Exopolymer production by intertidal epipelic diatoms
Limnol. Oceanogr., 43(7), 1998, 1578-1591 | DOI: 10.4319/lo.19184.108.40.2068

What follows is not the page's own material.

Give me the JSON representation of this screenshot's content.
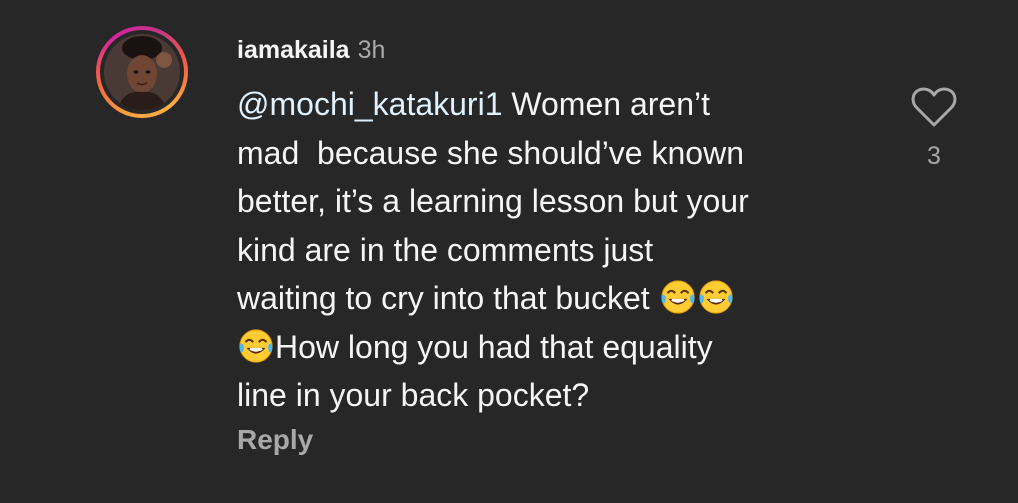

ABSTRACT: Epipelic diatoms are motile, the locomotive force being generated by the extrusion of carbohydrate-rich exopolymers (EPS). Production rates of EPS, colloidal (water-soluble) carbohydrates, and glucan (a photosynthetic storage product of diatoms) were investigated in axenic cultures, in sediments under laboratory conditions, and in the field. In stationary-phase axenic monocultures of Cylindrotheca closterium, Navicula perminuta, and Nitzschia sigma, EPS concentrations significantly increased during darkness. EPS concentrations in darkness corresponded to decreases in glucan concentration. Glucan concentrations increased significantly in illuminated cultures, Identical patterns of concentration changes were observed in intact diatom-dominated sediments. Inorganic 14C incorporation was used to determine rates of production and flux of photoassimilates through the different carbohydrate fractions in intact sediments. Biofilms exhibited endogenous rhythms of primary and carbohydrate production under laboratory conditions in the absence of tidal influence and under constant illumination (200 µmol m-2 s-l). Maximum production (27.7 mg C m-2 h-l) occurred during periods when sediments would have been emersed had they remained in the field, with 8.0, 3.0, and 0.8% of photoassimilates being incorporated into colloidal-S, glucan, and EPS, respectively. Higher rates of primary production were measured under natural illumination (617 µmol m-2 s-l) in the field (82.7 mg C m-2 h-l), but the maximum incorporation into colloidal-S, glucan, and EPS was similar (10.9, 2.8, and 1.0%, respectively). Pulse experiments revealed that 14C initially incorporated into glucan was subsequently reallocated into EPS. Increases in labeled EPS occurred up to 4 h after 14C incorporation, coinciding with periods of migratory activity linked to impending tidal immersion. Production of EPS by epipelic diatoms therefore appears to be closely linked to migratory rhythms, During periods of photosynthesis, assimilated carbon is stored as intracellular glucan, as well as being utilized to produce EPS. A number of stimuli increase the production of EPS: dim light, darkness, and migration linked to tidal immersion. Such increases in EPS production can be met either by increasing the allocation of photoassimilated carbon from current photosynthesis or by reallocating an internal carbon source. This short-term variability in EPS production has implications for our understanding of estuarine carbon budgets and biogenic stabilization of sediments.